● **Page and application data records**:

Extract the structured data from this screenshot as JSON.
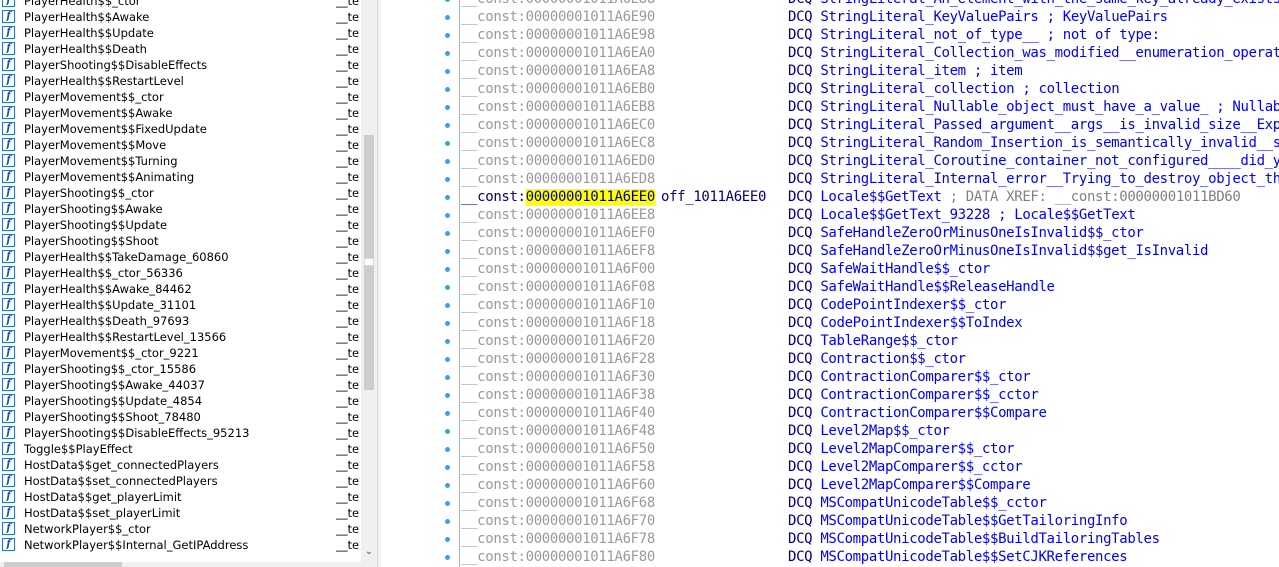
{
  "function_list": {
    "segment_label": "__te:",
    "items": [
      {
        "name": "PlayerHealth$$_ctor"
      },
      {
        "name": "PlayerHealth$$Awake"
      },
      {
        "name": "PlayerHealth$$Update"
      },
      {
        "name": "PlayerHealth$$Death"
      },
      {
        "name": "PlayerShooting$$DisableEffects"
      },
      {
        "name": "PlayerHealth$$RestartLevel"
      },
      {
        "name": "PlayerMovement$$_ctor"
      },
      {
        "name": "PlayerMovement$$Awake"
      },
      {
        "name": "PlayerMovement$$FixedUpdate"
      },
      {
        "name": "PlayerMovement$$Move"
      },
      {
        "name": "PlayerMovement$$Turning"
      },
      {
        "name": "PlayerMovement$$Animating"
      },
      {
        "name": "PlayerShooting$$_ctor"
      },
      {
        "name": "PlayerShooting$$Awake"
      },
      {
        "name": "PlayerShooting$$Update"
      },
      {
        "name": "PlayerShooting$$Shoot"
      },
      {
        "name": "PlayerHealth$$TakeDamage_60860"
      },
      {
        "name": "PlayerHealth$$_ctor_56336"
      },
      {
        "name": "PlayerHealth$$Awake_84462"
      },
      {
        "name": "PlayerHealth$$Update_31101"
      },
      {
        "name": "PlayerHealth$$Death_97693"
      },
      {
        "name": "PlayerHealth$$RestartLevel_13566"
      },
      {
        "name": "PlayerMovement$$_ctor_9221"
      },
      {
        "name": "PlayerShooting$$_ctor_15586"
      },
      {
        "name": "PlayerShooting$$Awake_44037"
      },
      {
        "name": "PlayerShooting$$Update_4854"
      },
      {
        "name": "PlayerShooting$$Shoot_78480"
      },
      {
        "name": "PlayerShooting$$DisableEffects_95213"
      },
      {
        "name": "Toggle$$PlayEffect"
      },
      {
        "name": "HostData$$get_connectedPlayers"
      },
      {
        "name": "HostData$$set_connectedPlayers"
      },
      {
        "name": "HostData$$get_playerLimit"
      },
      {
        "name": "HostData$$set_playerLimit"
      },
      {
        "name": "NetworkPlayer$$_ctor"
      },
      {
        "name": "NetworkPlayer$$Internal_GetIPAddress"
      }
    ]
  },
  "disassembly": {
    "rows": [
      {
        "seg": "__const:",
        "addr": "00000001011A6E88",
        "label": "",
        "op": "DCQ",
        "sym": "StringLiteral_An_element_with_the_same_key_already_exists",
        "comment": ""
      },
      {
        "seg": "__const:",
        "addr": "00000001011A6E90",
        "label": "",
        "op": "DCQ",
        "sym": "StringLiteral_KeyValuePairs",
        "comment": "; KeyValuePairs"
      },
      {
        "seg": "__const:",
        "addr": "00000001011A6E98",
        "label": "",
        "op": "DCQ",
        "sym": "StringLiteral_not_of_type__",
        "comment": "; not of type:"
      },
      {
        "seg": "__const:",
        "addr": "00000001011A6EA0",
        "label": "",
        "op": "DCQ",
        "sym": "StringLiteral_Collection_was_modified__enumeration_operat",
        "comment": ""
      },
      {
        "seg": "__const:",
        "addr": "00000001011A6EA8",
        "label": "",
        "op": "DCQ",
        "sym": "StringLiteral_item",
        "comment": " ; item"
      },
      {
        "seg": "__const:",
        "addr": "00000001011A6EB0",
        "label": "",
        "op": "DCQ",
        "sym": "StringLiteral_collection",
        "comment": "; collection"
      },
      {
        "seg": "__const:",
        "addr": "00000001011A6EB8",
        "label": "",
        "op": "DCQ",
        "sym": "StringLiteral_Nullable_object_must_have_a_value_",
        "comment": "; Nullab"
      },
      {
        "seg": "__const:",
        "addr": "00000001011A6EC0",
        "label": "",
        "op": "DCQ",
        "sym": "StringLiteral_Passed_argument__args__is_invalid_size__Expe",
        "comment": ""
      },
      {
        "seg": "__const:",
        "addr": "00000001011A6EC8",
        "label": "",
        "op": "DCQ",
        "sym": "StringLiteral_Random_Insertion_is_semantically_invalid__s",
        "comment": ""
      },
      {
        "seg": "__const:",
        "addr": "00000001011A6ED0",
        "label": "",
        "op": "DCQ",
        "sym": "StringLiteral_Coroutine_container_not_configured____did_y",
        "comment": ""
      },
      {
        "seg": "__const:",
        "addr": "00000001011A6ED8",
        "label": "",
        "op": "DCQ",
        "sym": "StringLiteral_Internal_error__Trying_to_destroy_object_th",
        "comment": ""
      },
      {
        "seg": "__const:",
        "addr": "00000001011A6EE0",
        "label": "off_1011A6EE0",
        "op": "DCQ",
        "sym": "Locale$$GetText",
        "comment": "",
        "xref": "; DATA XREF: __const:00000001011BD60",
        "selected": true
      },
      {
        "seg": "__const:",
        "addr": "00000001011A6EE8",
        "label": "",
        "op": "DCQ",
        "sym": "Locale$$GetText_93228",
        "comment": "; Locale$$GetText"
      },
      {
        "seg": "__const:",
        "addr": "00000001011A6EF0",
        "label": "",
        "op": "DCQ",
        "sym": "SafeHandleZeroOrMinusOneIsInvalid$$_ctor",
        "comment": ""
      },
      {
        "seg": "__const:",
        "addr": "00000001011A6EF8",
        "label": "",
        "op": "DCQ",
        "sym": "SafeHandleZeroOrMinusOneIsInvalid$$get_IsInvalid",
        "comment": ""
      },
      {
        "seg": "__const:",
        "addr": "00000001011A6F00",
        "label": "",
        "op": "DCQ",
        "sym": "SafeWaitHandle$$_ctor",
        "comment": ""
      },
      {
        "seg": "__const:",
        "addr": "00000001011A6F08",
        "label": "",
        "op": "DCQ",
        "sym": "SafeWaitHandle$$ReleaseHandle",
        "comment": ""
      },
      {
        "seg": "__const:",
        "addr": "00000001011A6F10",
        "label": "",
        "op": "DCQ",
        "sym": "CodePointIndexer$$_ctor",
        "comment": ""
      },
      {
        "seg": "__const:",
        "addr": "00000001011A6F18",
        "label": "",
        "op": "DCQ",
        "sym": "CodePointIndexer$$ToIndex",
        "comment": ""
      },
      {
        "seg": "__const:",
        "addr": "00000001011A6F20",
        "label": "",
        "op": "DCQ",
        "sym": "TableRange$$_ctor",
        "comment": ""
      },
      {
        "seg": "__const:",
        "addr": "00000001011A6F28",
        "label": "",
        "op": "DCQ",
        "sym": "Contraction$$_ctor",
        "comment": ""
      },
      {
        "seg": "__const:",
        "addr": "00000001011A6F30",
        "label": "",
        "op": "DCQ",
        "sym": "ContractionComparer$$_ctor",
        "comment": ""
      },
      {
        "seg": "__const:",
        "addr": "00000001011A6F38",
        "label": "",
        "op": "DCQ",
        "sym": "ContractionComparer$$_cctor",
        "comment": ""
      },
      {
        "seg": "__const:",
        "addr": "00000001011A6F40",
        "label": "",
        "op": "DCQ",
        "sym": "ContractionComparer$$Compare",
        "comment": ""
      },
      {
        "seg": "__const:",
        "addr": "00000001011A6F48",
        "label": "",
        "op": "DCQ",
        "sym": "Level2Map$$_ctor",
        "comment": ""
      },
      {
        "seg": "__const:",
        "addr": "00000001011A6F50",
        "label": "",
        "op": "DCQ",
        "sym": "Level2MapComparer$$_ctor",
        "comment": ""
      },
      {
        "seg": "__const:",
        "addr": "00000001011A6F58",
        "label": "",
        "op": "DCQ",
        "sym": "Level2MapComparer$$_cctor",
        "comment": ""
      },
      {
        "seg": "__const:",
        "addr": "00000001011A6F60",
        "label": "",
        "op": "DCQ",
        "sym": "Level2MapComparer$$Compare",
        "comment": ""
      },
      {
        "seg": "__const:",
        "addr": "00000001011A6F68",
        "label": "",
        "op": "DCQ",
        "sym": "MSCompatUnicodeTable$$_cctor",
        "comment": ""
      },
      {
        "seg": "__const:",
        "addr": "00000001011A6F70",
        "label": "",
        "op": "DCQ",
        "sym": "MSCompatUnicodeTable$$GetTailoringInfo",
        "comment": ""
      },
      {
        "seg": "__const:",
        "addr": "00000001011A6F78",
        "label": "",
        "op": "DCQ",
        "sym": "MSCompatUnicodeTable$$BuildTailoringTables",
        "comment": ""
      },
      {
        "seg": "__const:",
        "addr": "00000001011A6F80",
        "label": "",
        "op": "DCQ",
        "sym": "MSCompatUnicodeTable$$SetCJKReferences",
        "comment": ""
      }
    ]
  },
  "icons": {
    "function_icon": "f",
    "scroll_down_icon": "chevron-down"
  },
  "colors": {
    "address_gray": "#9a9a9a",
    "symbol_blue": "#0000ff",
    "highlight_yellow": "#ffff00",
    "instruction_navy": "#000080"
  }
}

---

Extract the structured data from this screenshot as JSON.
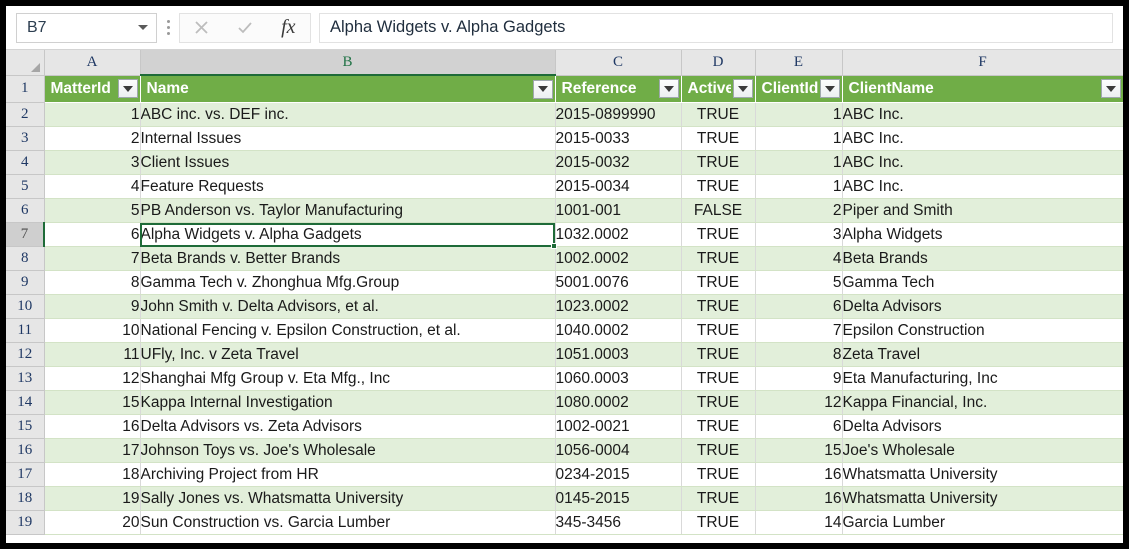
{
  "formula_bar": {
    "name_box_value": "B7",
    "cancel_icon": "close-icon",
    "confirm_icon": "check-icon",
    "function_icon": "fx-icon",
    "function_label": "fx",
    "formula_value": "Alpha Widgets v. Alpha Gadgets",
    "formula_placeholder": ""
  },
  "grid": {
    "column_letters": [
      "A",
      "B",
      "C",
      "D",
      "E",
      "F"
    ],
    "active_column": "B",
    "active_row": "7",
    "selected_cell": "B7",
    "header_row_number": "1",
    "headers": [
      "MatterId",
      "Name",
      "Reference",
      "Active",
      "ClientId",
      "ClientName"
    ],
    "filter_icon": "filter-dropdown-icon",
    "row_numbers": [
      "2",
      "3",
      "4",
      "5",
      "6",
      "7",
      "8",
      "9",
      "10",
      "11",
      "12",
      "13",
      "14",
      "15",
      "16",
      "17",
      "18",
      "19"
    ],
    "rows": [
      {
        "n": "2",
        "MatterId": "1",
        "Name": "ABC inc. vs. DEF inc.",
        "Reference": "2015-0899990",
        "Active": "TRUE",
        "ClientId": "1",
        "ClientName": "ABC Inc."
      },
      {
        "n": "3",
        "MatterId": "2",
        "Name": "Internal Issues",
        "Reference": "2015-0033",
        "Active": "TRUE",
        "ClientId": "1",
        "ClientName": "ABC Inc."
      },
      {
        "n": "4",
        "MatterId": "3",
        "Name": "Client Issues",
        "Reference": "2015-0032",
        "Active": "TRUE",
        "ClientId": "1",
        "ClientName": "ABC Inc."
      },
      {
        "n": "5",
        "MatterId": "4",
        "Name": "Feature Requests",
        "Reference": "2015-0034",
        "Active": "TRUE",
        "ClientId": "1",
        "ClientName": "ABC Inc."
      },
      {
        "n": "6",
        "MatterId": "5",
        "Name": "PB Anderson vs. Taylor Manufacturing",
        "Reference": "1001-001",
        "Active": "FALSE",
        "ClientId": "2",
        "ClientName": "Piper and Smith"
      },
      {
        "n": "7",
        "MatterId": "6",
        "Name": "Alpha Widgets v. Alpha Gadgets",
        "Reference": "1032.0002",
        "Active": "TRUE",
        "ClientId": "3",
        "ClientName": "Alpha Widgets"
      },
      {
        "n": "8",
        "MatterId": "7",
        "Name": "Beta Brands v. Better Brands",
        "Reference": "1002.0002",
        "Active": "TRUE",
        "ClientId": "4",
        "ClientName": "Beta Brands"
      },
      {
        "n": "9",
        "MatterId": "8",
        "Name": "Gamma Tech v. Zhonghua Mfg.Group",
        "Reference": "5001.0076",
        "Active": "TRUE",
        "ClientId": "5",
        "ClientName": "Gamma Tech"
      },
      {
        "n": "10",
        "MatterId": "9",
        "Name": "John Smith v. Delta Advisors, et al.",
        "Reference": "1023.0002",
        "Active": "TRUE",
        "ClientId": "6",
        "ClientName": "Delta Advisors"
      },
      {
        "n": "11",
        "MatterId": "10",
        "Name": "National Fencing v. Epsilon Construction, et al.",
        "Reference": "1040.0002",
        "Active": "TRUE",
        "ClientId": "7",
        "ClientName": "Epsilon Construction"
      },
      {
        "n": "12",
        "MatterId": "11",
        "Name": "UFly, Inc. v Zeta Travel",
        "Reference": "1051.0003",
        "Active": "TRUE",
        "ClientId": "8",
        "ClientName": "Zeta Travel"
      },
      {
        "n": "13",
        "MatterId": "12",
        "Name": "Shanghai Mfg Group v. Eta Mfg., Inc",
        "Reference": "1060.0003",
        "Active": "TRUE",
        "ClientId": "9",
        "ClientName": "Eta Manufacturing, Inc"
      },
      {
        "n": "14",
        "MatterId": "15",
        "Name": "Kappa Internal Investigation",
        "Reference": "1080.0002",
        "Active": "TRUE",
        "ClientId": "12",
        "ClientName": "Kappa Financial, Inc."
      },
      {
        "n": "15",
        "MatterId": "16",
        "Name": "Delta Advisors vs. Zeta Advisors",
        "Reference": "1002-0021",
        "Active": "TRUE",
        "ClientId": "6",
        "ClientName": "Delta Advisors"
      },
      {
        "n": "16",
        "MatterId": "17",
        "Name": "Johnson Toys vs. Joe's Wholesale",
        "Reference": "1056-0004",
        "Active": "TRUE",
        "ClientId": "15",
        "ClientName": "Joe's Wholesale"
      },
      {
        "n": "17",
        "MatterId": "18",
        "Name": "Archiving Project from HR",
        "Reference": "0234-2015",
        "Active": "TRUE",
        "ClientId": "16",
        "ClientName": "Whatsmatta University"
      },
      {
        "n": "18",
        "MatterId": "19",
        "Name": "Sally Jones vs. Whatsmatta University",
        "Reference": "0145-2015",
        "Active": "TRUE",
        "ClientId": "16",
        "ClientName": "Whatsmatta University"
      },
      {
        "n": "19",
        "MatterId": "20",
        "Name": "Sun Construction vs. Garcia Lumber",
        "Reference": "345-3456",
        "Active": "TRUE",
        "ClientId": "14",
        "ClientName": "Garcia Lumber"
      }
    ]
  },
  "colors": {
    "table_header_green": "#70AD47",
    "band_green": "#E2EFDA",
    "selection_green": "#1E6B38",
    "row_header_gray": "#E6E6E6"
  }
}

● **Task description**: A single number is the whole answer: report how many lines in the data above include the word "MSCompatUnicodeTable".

● **Your response**: 4